TASK GOAL:
In the entries that follow, find the word "arrows" and report each line it is on.

-- THE DATA follows --

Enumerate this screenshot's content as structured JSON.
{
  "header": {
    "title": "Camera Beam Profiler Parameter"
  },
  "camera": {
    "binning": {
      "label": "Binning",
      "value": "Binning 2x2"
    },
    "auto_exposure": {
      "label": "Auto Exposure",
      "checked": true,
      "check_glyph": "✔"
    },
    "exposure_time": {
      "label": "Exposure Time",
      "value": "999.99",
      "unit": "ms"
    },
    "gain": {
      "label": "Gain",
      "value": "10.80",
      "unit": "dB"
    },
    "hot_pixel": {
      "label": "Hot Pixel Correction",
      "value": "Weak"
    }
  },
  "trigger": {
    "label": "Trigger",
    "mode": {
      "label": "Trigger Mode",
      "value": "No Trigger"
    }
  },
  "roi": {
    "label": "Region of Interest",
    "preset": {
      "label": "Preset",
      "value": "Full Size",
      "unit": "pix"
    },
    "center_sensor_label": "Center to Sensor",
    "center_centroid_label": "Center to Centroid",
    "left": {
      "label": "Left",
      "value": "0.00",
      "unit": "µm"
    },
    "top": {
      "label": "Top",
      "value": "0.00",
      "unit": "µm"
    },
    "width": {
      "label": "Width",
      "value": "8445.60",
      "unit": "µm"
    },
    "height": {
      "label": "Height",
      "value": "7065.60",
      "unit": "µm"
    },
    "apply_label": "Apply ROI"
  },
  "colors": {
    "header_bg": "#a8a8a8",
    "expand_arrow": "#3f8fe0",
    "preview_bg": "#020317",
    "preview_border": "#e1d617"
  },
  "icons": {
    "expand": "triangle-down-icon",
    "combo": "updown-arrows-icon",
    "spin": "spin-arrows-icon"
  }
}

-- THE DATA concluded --

FINISHED TASK:
    "combo": "updown-arrows-icon",
    "spin": "spin-arrows-icon"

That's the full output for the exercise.